◆ **PROBLEM TO WORK ON**
Return every line from the records below with the string "Protocol".

[Entries taken from a collection]

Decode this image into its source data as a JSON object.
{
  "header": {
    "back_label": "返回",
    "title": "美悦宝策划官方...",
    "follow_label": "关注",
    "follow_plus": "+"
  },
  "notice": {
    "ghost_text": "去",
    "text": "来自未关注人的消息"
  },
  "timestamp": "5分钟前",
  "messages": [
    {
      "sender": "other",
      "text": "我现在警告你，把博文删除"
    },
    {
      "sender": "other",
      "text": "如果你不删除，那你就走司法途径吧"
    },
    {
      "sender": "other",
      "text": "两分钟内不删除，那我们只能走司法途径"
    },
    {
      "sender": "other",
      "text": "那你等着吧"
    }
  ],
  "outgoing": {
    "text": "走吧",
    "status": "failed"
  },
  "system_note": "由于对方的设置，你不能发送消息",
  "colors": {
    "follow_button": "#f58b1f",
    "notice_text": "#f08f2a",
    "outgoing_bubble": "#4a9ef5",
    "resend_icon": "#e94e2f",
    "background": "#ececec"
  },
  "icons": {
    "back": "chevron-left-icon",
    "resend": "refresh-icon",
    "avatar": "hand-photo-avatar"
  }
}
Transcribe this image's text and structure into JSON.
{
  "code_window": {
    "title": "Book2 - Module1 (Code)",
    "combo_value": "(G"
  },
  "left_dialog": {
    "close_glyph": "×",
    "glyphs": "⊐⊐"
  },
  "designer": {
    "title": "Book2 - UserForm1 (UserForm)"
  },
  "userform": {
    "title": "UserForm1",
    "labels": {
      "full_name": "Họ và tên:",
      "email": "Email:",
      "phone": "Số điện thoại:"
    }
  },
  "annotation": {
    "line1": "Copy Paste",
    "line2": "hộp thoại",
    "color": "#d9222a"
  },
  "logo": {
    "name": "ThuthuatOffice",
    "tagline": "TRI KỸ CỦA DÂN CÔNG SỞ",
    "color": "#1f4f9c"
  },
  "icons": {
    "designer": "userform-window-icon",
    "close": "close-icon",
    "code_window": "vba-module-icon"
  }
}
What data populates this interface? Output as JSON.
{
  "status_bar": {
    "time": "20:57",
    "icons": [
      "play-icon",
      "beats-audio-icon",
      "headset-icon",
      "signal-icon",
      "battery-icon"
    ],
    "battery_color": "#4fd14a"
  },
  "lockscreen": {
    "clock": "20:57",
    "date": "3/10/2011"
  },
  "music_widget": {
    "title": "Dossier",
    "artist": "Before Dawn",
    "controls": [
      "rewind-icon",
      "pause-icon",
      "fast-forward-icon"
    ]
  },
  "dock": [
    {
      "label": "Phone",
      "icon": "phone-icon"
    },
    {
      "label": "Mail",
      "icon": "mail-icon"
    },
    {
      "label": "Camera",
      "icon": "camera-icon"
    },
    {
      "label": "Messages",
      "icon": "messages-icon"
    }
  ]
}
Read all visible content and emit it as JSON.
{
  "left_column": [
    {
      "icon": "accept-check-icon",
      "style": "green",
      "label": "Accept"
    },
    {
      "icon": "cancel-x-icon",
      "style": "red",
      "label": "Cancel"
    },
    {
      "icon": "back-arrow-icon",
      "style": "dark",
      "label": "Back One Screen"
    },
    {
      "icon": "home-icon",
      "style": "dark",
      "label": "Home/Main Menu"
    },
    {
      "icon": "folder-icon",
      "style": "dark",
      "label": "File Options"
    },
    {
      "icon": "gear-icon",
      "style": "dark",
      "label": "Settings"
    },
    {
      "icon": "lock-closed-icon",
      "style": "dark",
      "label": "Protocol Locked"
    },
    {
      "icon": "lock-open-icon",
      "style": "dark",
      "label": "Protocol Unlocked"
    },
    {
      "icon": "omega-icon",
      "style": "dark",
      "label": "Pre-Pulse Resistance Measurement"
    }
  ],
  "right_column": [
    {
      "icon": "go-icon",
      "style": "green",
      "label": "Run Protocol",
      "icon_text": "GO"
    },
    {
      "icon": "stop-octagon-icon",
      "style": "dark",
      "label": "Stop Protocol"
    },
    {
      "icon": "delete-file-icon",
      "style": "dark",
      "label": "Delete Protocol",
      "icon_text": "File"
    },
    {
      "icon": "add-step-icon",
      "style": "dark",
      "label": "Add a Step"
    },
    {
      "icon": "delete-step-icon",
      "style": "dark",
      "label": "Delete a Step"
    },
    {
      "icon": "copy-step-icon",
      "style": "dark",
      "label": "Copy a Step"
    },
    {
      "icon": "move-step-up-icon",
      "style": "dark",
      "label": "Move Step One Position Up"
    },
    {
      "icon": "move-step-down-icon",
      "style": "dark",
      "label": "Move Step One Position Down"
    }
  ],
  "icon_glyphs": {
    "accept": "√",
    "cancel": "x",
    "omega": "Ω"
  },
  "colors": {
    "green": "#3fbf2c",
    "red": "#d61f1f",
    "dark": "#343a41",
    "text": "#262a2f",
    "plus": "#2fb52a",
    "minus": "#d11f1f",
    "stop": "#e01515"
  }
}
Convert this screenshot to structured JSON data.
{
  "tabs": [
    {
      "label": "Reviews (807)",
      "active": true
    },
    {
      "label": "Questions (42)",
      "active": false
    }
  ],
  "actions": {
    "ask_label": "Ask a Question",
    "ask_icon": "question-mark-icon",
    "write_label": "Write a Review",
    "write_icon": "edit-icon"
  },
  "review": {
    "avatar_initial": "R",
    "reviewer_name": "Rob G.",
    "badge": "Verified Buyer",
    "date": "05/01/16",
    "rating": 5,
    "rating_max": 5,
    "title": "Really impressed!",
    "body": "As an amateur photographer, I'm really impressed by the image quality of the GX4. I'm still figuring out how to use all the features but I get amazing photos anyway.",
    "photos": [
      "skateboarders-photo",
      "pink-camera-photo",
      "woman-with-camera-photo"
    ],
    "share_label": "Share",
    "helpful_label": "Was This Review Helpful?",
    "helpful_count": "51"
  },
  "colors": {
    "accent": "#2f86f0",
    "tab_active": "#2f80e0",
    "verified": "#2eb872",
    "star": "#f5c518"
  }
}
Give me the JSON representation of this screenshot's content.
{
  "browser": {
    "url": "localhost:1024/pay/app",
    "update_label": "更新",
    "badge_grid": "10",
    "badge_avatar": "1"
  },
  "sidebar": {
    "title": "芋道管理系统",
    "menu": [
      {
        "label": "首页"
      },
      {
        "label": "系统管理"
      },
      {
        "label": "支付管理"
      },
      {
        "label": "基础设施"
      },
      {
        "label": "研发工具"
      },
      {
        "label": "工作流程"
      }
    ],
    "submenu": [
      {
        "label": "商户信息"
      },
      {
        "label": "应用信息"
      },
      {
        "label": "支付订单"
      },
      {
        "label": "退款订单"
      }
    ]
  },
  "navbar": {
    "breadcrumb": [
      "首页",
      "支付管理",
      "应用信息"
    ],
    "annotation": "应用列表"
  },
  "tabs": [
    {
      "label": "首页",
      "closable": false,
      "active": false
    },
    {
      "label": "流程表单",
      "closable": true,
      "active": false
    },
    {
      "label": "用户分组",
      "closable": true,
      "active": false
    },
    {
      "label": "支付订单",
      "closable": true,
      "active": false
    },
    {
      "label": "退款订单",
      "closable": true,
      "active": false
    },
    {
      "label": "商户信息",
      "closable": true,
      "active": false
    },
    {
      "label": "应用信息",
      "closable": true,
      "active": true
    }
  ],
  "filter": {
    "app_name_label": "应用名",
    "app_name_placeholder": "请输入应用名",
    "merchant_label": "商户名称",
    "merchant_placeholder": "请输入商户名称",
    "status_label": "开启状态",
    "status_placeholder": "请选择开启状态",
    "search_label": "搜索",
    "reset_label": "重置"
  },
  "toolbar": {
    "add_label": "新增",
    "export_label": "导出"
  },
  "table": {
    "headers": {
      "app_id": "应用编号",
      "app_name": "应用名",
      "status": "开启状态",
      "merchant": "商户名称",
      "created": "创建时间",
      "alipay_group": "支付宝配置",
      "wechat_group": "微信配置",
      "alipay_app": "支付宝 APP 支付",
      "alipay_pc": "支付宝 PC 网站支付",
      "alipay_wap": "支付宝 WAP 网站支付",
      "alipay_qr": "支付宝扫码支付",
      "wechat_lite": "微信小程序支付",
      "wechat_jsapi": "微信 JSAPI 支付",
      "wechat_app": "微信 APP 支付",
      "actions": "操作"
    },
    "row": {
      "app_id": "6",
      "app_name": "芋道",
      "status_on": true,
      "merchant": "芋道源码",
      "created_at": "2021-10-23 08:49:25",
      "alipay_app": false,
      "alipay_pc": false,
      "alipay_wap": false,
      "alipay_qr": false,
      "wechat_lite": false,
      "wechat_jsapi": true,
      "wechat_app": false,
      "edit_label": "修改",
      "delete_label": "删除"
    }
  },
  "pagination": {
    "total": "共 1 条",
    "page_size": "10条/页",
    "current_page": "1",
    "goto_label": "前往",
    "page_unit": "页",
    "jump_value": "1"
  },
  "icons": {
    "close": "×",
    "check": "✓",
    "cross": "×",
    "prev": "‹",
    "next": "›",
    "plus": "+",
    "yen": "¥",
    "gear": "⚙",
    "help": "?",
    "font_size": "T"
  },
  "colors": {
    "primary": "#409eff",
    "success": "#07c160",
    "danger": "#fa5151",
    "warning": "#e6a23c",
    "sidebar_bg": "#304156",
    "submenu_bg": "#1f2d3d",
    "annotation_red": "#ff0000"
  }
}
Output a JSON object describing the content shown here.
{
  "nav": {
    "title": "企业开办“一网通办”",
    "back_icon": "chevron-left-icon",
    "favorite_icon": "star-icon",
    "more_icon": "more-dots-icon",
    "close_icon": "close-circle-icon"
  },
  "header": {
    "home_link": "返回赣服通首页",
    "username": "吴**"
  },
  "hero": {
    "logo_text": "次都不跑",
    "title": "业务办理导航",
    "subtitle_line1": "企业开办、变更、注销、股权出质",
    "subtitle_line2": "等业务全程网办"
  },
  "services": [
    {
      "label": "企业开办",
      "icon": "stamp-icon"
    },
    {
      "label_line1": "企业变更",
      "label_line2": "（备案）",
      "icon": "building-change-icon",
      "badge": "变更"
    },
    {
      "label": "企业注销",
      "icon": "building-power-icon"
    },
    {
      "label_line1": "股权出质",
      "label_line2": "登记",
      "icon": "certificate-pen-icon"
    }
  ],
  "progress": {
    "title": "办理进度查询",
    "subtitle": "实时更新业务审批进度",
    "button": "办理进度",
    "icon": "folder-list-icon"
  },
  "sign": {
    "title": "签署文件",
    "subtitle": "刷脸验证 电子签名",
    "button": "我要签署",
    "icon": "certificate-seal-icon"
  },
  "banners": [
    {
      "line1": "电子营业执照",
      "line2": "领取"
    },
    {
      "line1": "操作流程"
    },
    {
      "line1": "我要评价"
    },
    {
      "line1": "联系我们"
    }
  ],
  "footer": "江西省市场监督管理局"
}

◆ **ANSWER FOR THE TASK**
      "label": "Protocol Locked"
      "label": "Protocol Unlocked"
      "label": "Run Protocol",
      "label": "Stop Protocol"
      "label": "Delete Protocol",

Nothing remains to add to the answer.